But as Sanders gets ready to enter the Pro Football Hall of Fame on Saturday, let us not forget that his NFL career actually began as a member of the Atlanta Falcons. Drafted fifth overall in 1989, Sanders played for the Falcons through 1993. He hasn’t forgotten his time in Atlanta and neither have the Falcons.
“When I was dreaming as kid, I couldn’t often times share those dreams because I thought they were so out of the box. Never would people think that a kid from Ft. Myers, Florida, who was small in stature, but big on confidence, would ever have his name recognized in a stadium in the only place he played in which he called home,’’ Sanders said last year when he was inducted into the Falcons Ring of Honor. “I want to thank the Atlanta Falcons, ironically 21 years later (from the year he was drafted and also the jersey number he wore in Atlanta), for making my dreams come true.’’
This isn’t like the Baseball Hall of Fame, where a player has to declare what team’s hat he wants on his plaque. Members of the football Hall of Fame represent all the teams they play for.

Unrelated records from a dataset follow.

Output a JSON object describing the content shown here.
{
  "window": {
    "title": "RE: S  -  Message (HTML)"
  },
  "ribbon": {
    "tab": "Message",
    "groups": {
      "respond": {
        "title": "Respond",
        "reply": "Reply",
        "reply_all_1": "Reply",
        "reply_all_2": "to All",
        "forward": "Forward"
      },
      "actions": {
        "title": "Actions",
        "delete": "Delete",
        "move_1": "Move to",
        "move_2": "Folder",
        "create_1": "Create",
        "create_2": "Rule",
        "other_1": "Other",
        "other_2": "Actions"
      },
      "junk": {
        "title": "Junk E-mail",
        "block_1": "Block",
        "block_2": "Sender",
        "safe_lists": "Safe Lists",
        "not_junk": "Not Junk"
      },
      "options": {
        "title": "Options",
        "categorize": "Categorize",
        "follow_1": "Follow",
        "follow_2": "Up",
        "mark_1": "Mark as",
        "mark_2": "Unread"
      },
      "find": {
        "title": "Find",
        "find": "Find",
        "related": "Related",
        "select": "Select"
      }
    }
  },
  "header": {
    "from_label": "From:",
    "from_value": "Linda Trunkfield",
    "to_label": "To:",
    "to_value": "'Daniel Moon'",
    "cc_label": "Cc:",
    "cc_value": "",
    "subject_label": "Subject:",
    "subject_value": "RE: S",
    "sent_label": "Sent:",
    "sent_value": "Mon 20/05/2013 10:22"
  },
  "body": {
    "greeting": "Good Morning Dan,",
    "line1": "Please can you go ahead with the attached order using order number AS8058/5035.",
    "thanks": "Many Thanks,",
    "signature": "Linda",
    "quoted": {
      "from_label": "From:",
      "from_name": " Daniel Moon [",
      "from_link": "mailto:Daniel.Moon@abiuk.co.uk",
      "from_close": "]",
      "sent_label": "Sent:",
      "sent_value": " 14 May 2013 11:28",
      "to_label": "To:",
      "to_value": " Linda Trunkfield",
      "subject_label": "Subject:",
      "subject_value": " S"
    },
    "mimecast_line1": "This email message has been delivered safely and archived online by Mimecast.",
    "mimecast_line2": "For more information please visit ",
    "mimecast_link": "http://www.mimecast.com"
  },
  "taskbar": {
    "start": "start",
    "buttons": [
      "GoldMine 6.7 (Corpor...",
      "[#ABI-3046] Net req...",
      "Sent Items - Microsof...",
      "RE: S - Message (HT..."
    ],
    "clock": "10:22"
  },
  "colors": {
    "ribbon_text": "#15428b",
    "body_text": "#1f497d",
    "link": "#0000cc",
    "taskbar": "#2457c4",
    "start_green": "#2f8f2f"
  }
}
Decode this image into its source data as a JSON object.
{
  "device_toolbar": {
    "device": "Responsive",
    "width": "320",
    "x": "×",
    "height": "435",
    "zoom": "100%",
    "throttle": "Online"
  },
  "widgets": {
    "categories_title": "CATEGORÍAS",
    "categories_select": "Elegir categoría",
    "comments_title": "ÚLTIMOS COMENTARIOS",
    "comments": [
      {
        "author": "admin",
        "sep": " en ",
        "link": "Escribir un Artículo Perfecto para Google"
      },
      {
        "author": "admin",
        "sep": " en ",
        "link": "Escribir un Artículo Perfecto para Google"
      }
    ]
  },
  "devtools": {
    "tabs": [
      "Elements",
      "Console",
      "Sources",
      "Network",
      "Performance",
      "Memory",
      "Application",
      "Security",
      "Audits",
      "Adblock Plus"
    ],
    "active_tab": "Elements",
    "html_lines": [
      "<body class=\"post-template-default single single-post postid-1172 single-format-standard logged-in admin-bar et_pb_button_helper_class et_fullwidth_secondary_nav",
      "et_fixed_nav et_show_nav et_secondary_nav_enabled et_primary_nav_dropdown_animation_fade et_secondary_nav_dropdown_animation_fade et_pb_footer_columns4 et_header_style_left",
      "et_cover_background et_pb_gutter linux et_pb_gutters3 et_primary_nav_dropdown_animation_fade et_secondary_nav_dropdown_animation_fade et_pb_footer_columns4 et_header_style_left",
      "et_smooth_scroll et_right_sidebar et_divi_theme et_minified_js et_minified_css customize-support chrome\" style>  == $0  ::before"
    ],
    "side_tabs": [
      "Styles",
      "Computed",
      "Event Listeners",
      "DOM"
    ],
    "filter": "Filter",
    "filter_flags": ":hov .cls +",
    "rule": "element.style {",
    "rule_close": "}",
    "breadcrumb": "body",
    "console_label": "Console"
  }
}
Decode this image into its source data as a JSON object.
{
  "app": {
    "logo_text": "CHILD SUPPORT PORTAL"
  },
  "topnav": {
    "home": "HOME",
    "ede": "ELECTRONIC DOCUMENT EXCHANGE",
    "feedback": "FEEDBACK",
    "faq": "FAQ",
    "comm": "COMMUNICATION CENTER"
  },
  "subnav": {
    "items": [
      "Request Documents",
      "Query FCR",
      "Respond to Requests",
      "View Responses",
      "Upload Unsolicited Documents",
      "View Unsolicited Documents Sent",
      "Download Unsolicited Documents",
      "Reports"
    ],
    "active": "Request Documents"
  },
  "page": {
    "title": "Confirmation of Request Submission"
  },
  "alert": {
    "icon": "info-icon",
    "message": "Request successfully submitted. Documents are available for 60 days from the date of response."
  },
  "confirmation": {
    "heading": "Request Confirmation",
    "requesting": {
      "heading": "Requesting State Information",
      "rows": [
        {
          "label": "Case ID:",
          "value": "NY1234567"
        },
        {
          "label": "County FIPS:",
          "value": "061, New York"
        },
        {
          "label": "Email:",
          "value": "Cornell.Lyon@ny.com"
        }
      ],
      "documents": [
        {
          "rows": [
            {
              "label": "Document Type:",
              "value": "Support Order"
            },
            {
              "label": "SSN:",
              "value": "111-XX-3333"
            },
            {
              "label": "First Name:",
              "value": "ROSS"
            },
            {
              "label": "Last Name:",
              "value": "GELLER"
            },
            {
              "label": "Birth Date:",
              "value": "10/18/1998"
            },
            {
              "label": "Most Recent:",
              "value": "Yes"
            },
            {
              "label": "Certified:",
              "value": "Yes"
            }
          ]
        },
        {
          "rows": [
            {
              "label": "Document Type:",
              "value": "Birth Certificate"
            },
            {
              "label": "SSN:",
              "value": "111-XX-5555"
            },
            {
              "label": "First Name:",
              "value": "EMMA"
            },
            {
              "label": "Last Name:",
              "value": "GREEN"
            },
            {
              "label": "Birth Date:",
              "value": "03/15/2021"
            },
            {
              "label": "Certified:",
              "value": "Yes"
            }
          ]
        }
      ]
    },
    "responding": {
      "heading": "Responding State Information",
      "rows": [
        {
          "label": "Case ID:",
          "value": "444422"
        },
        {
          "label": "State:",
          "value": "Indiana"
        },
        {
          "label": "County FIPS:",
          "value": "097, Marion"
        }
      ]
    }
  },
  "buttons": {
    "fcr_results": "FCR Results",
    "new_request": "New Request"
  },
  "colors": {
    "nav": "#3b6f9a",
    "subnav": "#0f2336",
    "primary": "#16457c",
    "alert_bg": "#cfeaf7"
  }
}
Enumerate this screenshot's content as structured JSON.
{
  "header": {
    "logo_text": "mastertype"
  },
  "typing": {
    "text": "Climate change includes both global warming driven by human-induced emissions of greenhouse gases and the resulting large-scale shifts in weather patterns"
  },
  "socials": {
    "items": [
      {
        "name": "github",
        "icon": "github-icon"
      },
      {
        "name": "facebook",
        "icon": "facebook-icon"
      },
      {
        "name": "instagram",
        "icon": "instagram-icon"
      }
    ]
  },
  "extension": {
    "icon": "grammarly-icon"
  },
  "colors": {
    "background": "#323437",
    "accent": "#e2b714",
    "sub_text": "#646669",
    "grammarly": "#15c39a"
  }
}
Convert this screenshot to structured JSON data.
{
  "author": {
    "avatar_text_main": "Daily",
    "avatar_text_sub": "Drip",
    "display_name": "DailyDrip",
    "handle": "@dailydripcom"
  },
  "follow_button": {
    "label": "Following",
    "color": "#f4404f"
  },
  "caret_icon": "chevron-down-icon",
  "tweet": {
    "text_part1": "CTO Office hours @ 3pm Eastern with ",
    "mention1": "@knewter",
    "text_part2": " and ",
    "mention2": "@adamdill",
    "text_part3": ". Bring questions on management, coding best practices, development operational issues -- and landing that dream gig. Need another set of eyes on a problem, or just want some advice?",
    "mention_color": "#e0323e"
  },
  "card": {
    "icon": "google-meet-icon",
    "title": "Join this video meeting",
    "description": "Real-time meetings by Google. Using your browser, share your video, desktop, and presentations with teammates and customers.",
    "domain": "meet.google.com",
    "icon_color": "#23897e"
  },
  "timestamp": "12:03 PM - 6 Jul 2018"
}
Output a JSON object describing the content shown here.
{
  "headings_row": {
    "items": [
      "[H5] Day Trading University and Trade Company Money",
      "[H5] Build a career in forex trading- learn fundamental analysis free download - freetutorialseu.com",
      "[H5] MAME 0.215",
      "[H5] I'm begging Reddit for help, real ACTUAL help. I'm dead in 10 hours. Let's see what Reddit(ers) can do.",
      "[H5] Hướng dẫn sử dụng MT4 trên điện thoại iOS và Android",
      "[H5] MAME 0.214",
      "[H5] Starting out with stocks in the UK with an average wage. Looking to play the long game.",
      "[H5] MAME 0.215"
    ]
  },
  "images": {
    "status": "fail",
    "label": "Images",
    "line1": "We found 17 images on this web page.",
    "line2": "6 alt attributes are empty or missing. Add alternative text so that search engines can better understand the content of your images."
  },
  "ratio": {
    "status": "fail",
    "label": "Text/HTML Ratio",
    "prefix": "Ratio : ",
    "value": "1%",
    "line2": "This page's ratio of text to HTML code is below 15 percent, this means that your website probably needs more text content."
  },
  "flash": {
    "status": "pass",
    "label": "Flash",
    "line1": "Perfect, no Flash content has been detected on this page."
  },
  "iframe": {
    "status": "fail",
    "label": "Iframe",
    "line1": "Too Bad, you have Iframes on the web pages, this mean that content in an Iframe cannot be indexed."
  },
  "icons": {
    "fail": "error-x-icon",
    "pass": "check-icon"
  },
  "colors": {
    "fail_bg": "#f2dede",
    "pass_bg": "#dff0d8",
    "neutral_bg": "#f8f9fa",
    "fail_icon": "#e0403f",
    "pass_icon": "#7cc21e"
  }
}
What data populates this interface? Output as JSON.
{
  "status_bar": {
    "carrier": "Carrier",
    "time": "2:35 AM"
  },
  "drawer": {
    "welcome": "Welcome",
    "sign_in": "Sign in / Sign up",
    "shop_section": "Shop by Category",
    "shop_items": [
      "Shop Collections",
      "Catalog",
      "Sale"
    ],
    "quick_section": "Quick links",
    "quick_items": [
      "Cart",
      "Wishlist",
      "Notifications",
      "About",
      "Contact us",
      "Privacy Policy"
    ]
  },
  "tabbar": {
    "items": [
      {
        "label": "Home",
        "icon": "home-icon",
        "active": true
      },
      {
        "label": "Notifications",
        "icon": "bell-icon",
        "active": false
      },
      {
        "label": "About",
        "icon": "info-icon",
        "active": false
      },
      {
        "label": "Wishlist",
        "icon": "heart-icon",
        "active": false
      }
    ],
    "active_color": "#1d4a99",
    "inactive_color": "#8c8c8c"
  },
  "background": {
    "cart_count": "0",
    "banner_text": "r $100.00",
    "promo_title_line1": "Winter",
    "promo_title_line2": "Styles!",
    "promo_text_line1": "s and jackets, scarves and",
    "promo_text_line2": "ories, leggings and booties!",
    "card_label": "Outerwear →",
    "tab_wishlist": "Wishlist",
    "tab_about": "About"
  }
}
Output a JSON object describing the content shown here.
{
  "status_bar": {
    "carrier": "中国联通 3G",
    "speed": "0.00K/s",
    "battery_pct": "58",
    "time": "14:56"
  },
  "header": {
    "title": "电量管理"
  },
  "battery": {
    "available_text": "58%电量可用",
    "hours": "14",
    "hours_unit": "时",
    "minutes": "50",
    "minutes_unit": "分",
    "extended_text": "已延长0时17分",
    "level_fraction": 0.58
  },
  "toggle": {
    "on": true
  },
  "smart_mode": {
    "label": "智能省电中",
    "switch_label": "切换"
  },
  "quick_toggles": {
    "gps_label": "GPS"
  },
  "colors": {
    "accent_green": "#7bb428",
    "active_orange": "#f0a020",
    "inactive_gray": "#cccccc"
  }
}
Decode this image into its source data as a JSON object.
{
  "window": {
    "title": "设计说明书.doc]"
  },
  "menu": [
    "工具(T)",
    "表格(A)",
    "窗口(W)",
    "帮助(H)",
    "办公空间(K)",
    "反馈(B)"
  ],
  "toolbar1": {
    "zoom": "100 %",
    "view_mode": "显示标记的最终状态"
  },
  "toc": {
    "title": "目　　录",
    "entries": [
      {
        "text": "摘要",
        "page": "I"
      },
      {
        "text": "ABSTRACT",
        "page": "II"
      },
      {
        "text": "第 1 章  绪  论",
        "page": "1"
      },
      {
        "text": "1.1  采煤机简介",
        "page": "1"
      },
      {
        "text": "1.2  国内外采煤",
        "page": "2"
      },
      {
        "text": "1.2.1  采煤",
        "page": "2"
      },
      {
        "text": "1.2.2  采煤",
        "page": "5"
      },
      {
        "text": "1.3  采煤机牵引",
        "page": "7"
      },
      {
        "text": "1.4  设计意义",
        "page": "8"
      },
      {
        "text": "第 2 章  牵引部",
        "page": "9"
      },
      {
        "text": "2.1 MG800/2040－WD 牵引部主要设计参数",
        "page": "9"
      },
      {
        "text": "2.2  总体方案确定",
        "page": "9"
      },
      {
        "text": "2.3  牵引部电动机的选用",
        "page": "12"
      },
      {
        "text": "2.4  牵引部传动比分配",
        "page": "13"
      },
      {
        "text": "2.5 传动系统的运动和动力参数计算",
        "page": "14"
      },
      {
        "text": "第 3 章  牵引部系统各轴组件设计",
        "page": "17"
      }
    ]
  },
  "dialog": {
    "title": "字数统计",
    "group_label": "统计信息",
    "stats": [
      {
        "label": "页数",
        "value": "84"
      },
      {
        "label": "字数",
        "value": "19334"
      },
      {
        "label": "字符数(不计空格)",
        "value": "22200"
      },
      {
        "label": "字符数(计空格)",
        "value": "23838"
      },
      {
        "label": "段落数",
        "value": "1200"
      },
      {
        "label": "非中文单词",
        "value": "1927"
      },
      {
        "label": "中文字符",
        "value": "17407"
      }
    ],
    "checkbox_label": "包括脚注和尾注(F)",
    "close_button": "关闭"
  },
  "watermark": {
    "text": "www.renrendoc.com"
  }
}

This will be a big moment for the Falcons because Sanders is the first player they’ve drafted to make the Hall of Fame. Although Rankin Smith owned the team when Sanders played for the Falcons, new owner Arthur Blank has developed a strong bond with the player who was nicknamed “Prime Time.’’
Blank already is in Canton and he and Sanders have agreed to carve out some private time to sit and talk Saturday morning. Although the Falcons are in the middle of training camp, the team will send a large contingent to Ohio.
Blank’s son, Josh, also will be on the trip. Other members of the organization who will be in attendance include player programs director Kevin Winston, vice president of communications Reggie Roberts and senior director of media relations Frank Kleha.
Winston has worked closely with Sanders, who maintains a youth foundation in Atlanta. That’s not his only lasting bond with the city. Sanders also hosted a “Thank You Atlanta’’ party at 200 Peachtree on July 16, with proceeds going to his foundation.
Sanders’ only rule for the party was that all attendees had to wear red and black.